TASK ITEM:
Give the number of lines in the entries below that contain "this". Write nothing besides it.

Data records
:::

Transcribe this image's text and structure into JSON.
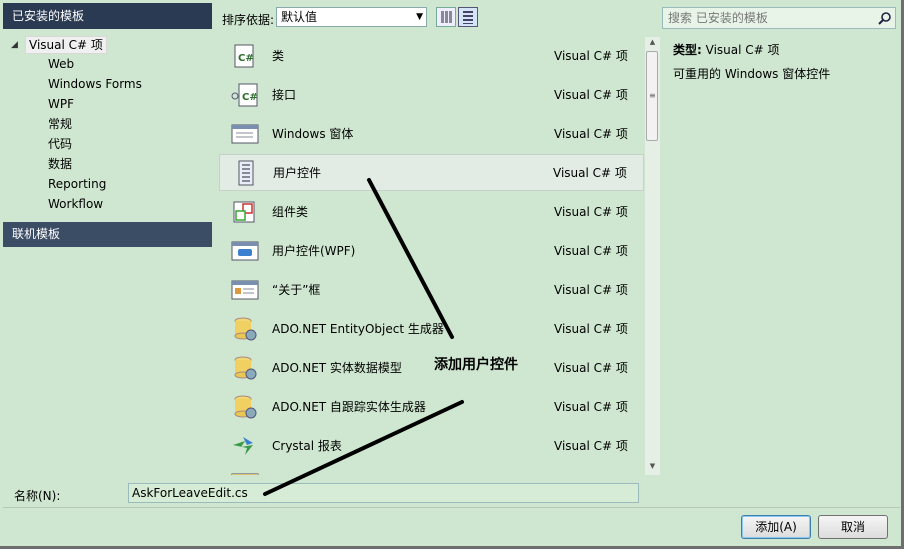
{
  "left_panel": {
    "header": "已安装的模板",
    "root": "Visual C# 项",
    "items": [
      "Web",
      "Windows Forms",
      "WPF",
      "常规",
      "代码",
      "数据",
      "Reporting",
      "Workflow"
    ],
    "online": "联机模板"
  },
  "toolbar": {
    "sort_label": "排序依据:",
    "sort_value": "默认值",
    "search_placeholder": "搜索 已安装的模板"
  },
  "templates": [
    {
      "name": "类",
      "lang": "Visual C# 项",
      "icon": "class-icon"
    },
    {
      "name": "接口",
      "lang": "Visual C# 项",
      "icon": "interface-icon"
    },
    {
      "name": "Windows 窗体",
      "lang": "Visual C# 项",
      "icon": "windows-form-icon"
    },
    {
      "name": "用户控件",
      "lang": "Visual C# 项",
      "icon": "user-control-icon"
    },
    {
      "name": "组件类",
      "lang": "Visual C# 项",
      "icon": "component-class-icon"
    },
    {
      "name": "用户控件(WPF)",
      "lang": "Visual C# 项",
      "icon": "wpf-user-control-icon"
    },
    {
      "name": "“关于”框",
      "lang": "Visual C# 项",
      "icon": "about-box-icon"
    },
    {
      "name": "ADO.NET EntityObject 生成器",
      "lang": "Visual C# 项",
      "icon": "database-icon"
    },
    {
      "name": "ADO.NET 实体数据模型",
      "lang": "Visual C# 项",
      "icon": "database-icon"
    },
    {
      "name": "ADO.NET 自跟踪实体生成器",
      "lang": "Visual C# 项",
      "icon": "database-icon"
    },
    {
      "name": "Crystal 报表",
      "lang": "Visual C# 项",
      "icon": "crystal-report-icon"
    }
  ],
  "selected_index": 3,
  "details": {
    "type_label": "类型:",
    "type_value": "Visual C# 项",
    "description": "可重用的 Windows 窗体控件"
  },
  "name_field": {
    "label": "名称(N):",
    "value": "AskForLeaveEdit.cs"
  },
  "buttons": {
    "add": "添加(A)",
    "cancel": "取消"
  },
  "annotation": "添加用户控件",
  "colors": {
    "panel_bg": "#cfe7d0",
    "header_bg": "#2a3a52"
  }
}
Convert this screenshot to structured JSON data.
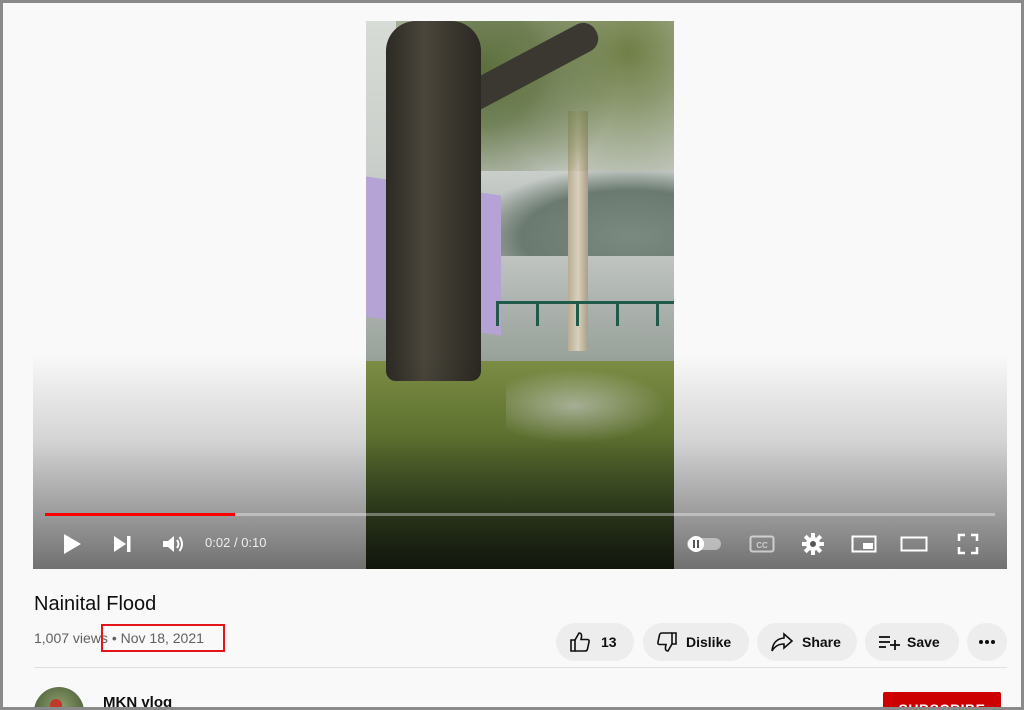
{
  "player": {
    "time_current": "0:02",
    "time_separator": "/",
    "time_total": "0:10",
    "progress_fraction": 0.2,
    "progress_color": "#ff0000",
    "controls": {
      "play": "play-icon",
      "next": "next-icon",
      "volume": "volume-icon",
      "autoplay": "autoplay-toggle-icon",
      "captions": "cc-icon",
      "settings": "gear-icon",
      "miniplayer": "miniplayer-icon",
      "theater": "theater-icon",
      "fullscreen": "fullscreen-icon"
    }
  },
  "video": {
    "title": "Nainital Flood",
    "views": "1,007 views",
    "separator": "•",
    "date": "Nov 18, 2021",
    "highlight_color": "#e4141b"
  },
  "actions": {
    "like_count": "13",
    "dislike_label": "Dislike",
    "share_label": "Share",
    "save_label": "Save",
    "more": "more-icon"
  },
  "channel": {
    "name": "MKN vlog",
    "subscribe_label": "SUBSCRIBE",
    "subscribe_color": "#cc0000"
  }
}
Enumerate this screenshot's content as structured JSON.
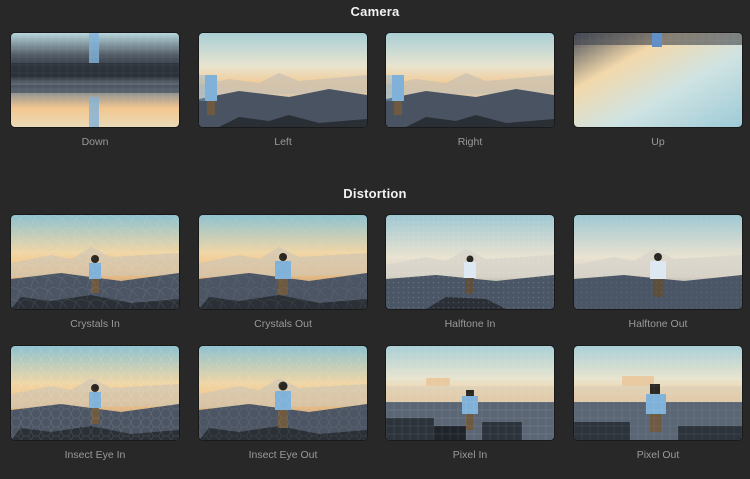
{
  "sections": [
    {
      "title": "Camera"
    },
    {
      "title": "Distortion"
    }
  ],
  "camera_items": [
    {
      "label": "Down"
    },
    {
      "label": "Left"
    },
    {
      "label": "Right"
    },
    {
      "label": "Up"
    }
  ],
  "distortion_items": [
    {
      "label": "Crystals In"
    },
    {
      "label": "Crystals Out"
    },
    {
      "label": "Halftone In"
    },
    {
      "label": "Halftone Out"
    },
    {
      "label": "Insect Eye In"
    },
    {
      "label": "Insect Eye Out"
    },
    {
      "label": "Pixel In"
    },
    {
      "label": "Pixel Out"
    }
  ]
}
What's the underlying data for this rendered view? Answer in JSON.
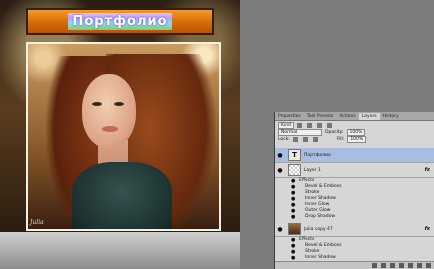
{
  "canvas": {
    "title": "Портфолио",
    "watermark": "Julia"
  },
  "panel": {
    "tabs": [
      "Properties",
      "Tool Presets",
      "Actions",
      "Layers",
      "History"
    ],
    "active_tab": "Layers",
    "filter_kind": "Kind",
    "blend_mode": "Normal",
    "opacity_label": "Opacity:",
    "opacity_value": "100%",
    "lock_label": "Lock:",
    "fill_label": "Fill:",
    "fill_value": "100%",
    "layers": [
      {
        "name": "Портфолио",
        "type": "text",
        "selected": true
      },
      {
        "name": "Layer 1",
        "type": "raster",
        "fx": "fx",
        "effects_label": "Effects",
        "effects": [
          "Bevel & Emboss",
          "Stroke",
          "Inner Shadow",
          "Inner Glow",
          "Outer Glow",
          "Drop Shadow"
        ]
      },
      {
        "name": "Julia copy 47",
        "type": "photo",
        "fx": "fx",
        "effects_label": "Effects",
        "effects": [
          "Bevel & Emboss",
          "Stroke",
          "Inner Shadow"
        ]
      }
    ]
  }
}
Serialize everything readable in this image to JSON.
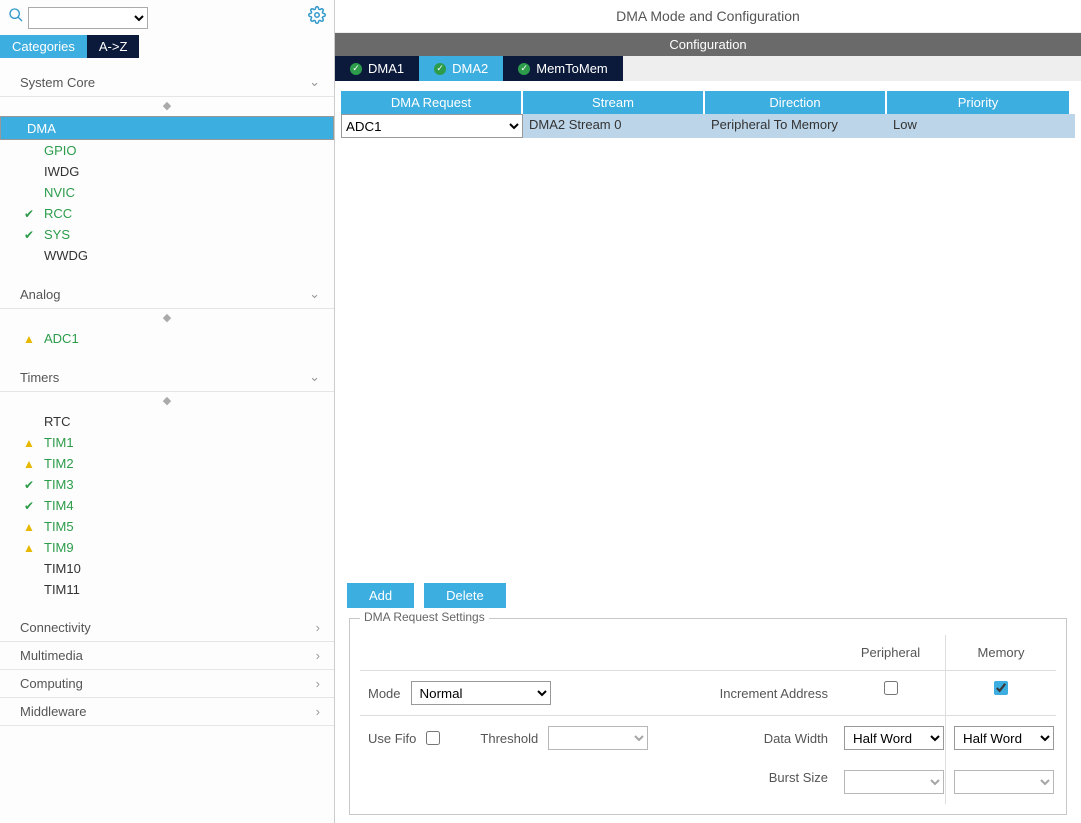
{
  "sidebar": {
    "search_placeholder": "",
    "tabs": {
      "categories": "Categories",
      "az": "A->Z"
    },
    "sections": [
      {
        "title": "System Core",
        "items": [
          {
            "label": "DMA",
            "style": "sel",
            "icon": ""
          },
          {
            "label": "GPIO",
            "style": "green",
            "icon": ""
          },
          {
            "label": "IWDG",
            "style": "plain",
            "icon": ""
          },
          {
            "label": "NVIC",
            "style": "green",
            "icon": ""
          },
          {
            "label": "RCC",
            "style": "green",
            "icon": "check"
          },
          {
            "label": "SYS",
            "style": "green",
            "icon": "check"
          },
          {
            "label": "WWDG",
            "style": "plain",
            "icon": ""
          }
        ]
      },
      {
        "title": "Analog",
        "items": [
          {
            "label": "ADC1",
            "style": "green",
            "icon": "warn"
          }
        ]
      },
      {
        "title": "Timers",
        "items": [
          {
            "label": "RTC",
            "style": "plain",
            "icon": ""
          },
          {
            "label": "TIM1",
            "style": "green",
            "icon": "warn"
          },
          {
            "label": "TIM2",
            "style": "green",
            "icon": "warn"
          },
          {
            "label": "TIM3",
            "style": "green",
            "icon": "check"
          },
          {
            "label": "TIM4",
            "style": "green",
            "icon": "check"
          },
          {
            "label": "TIM5",
            "style": "green",
            "icon": "warn"
          },
          {
            "label": "TIM9",
            "style": "green",
            "icon": "warn"
          },
          {
            "label": "TIM10",
            "style": "plain",
            "icon": ""
          },
          {
            "label": "TIM11",
            "style": "plain",
            "icon": ""
          }
        ]
      }
    ],
    "collapsed": [
      {
        "title": "Connectivity"
      },
      {
        "title": "Multimedia"
      },
      {
        "title": "Computing"
      },
      {
        "title": "Middleware"
      }
    ]
  },
  "main": {
    "title": "DMA Mode and Configuration",
    "config_label": "Configuration",
    "dma_tabs": [
      "DMA1",
      "DMA2",
      "MemToMem"
    ],
    "table": {
      "headers": [
        "DMA Request",
        "Stream",
        "Direction",
        "Priority"
      ],
      "row": {
        "request": "ADC1",
        "stream": "DMA2 Stream 0",
        "direction": "Peripheral To Memory",
        "priority": "Low"
      }
    },
    "buttons": {
      "add": "Add",
      "delete": "Delete"
    },
    "settings": {
      "legend": "DMA Request Settings",
      "col_periph": "Peripheral",
      "col_memory": "Memory",
      "mode_label": "Mode",
      "mode_value": "Normal",
      "inc_label": "Increment Address",
      "periph_inc": false,
      "mem_inc": true,
      "fifo_label": "Use Fifo",
      "fifo_checked": false,
      "threshold_label": "Threshold",
      "threshold_value": "",
      "datawidth_label": "Data Width",
      "dw_periph": "Half Word",
      "dw_mem": "Half Word",
      "burst_label": "Burst Size",
      "burst_periph": "",
      "burst_mem": ""
    }
  }
}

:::

TASK ANSWER:
5